To whom it may concern:
As President-elect Donald Trump and his team begin the arduous task of transitioning, it is important that as he addresses his long list of campaign promises he does not forget housing. This is a plea for this administration not to underestimate the importance of the housing and real estate industry to America’s economy.
To date, I have heard very little discussion of substance about the housing and mortgage industry at the national level. I submit to you, as someone who has held political appointments, worked within and outside of “The Beltway” and enjoyed a lengthy career in many different aspects of real estate: the dialogue on the future of our industry must start at the very top.
We can all agree that housing and real estate is one of the largest sectors of the United States economy. The numbers tell us that housing’s combined contribution to Gross Domestic Product averages roughly 15% – 18%. From construction to building materials; mortgage lending to valuation and appraisal; real estate investment to mortgage brokerage; do-it-yourselfers, and the supplies and tools to all of the market segments that bring the home-buying transaction to fruition (title insurance, loan underwriting, home inspection), the housing and real estate industry employs millions of Americans, produces billions of dollars in goods and services and, in many ways, is considered to be a bellwether of our overall economy. When people can’t afford housing, chances are excellent that our economy is somewhat stagnant.
Today, the housing and real estate industry — especially with regard to mortgage origination — continues to suffer from the black eye dealt by the “subprime meltdown” of 2007 and the subsequent “Great Recession.” Some of that blame was earned by members of our industry. Some was unfairly apportioned. But the fact remains that “Main Street” continues to view our industry with a wary eye.
In some ways, we invite this suspicion. We could stand to be more transparent. We could be more conciliatory where mistakes are made. We could do more to perfect the economic “backstops” which failed us in 2007. In many ways, it’s easy to perceive our industry as one that operates in a very selfish way.
However, our industry is also one that drives the American economy. While the home purchase transaction is certainly done for commercial purposes —ours is not a venture of non-profit — it is also an emotional occurrence. Few other “goods” in our economy inspire people as much as homeownership. Housing and real estate-related businesses employ millions with good jobs.
Millions more in supporting or ancillary industries benefit from the demand for goods and services created with each housing start or renovation project.

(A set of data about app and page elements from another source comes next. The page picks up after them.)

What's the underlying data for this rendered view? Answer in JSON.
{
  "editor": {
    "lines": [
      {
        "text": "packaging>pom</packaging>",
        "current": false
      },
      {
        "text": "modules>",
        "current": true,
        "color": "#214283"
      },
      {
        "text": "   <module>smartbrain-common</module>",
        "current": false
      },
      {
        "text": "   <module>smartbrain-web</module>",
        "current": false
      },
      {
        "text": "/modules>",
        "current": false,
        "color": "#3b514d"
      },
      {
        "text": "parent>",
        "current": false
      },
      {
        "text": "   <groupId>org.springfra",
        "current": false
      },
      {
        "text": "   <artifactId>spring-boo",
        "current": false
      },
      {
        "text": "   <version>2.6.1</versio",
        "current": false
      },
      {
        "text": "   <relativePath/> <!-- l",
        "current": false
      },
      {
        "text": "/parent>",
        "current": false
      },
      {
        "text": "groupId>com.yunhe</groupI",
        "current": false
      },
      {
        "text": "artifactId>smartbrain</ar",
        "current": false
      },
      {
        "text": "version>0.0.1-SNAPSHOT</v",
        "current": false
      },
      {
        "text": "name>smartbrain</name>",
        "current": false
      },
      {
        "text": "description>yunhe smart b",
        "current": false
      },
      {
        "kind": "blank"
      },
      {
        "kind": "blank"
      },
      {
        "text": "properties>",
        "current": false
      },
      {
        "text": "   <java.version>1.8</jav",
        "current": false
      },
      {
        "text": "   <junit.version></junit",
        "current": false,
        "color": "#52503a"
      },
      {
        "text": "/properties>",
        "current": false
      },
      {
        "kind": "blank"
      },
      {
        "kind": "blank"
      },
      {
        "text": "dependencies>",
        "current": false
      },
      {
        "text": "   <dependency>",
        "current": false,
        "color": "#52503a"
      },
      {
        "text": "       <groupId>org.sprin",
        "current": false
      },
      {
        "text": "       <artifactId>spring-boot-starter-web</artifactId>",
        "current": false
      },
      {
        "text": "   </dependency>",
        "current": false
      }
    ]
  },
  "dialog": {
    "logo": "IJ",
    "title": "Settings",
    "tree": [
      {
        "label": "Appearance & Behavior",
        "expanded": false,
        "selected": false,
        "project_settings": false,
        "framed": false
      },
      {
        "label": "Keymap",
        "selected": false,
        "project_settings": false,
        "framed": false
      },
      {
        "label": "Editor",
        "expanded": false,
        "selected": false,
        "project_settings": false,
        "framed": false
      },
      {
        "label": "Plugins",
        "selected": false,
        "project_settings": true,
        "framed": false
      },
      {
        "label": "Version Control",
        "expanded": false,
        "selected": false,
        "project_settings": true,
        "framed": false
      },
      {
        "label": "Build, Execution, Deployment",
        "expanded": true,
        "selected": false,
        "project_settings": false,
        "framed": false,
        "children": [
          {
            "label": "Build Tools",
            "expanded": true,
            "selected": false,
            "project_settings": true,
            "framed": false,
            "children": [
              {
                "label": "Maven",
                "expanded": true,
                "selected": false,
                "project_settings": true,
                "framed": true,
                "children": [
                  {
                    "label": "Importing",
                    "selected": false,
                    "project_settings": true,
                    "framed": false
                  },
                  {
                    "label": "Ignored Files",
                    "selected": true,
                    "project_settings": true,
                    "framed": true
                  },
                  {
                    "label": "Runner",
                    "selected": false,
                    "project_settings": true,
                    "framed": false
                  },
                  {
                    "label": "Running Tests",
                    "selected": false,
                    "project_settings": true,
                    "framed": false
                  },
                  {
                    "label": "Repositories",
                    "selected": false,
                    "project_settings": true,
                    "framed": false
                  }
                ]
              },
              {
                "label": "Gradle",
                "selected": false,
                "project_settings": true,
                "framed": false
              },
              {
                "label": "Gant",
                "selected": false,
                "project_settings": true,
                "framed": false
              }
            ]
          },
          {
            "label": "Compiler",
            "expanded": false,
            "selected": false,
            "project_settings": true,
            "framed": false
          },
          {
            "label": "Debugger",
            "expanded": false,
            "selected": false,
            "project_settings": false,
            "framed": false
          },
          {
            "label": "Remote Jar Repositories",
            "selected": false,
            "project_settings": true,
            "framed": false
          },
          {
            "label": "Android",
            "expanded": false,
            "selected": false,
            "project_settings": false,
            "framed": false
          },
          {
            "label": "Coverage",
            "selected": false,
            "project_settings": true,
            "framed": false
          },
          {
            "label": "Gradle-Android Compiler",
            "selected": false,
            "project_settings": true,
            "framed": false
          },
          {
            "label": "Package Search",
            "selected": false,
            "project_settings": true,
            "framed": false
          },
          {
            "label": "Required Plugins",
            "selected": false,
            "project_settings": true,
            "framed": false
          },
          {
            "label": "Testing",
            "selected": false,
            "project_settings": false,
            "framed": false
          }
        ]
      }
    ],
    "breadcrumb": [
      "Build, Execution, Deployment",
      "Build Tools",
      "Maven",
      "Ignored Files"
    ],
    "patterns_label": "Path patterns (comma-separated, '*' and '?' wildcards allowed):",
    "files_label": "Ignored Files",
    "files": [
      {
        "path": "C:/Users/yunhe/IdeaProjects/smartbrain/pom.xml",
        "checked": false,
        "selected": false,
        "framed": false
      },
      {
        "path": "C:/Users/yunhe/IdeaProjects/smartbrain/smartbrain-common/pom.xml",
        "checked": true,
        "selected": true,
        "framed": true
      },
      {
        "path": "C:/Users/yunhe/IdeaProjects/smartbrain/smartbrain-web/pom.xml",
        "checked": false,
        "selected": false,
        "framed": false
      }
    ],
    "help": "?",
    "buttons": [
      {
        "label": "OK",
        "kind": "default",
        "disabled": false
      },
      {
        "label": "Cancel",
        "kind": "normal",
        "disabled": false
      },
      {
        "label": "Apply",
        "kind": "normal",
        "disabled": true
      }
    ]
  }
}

And the stories reporting the many instances of generosity and compassion throughout the housing industry are out there — they’re just not reported very often.
Love it or hate it, housing will remain an engine to America’s economy. The need for housing — be it homeownership or rental — isn’t going away any time soon. But we have some massive issues that must be addressed without delay:
1. GSE reform
As it stands, two of the most important catalysts for the mortgage sector (Freddie Mac and Fannie Mae) exist in an unsustainable state. Both entities are operating with ridiculously low levels of reserves, even though both entities are generating a significant amount of revenue. That revenue, for the most part, is being rerouted into the U.S. Treasury. It sets a dangerous precedent and positions us for another economic crisis like that of 2007. I urge the Trump administration to address this with a thoughtful and long-term solution. Ed Demarco, Michael Bright and, to some degree, I have provided concrete options for GSE reform to be considered.
2. Modernization of process and addressing excessive regulation
Perhaps because we are so highly regulated, ours is an industry that puts far too little capital into research and innovation. This is likely why, even though we’ve taken large steps to upgrade the way we do business in recent years, we are still inefficient in many ways, leading to a transaction process that is likely the most complicated an American consumer will ever undertake.
I call upon our next Administration to encourage modernization and innovation for the benefit of the mortgage industry to better serve the consumer. Some of this will likely require more thoughtful regulation and support from the CFPB. Right now, the housing and real estate industry is hunkered down, spending millions of dollars and endless man hours interpreting piles of new regulation and finding solutions to stay compliant. Businesses that are focused inwardly are usually the last to innovate. It’s time for the federal government to support industry innovation in addition to its focus on compliance.
And while it is certainly time for the industry to focus on innovation to better serve the current consumer base, we must also realize that the next generation of consumer will have higher expectations of our industry. It’s my hope that this next generation of homebuyers will force the market in this direction as well.
It is way past the time for our industry leadership to stop kicking the proverbial can down the road. No matter what steps are or are not taken at the federal level, the housing industry is cyclical. Sooner or later, housing will face another “down cycle.” This in and of itself is a perfectly natural nuance in any free market (even a highly regulated free market).
However, if some of the most pressing issues facing the housing industry are not addressed comprehensively and thoughtfully, the problems of the real estate industry could easily, once again, become the problems of the American economy.
Hon. Joseph Murin
Chairman, JJAM Financial Services
President, Government National Mortgage Association (2008 – 2009)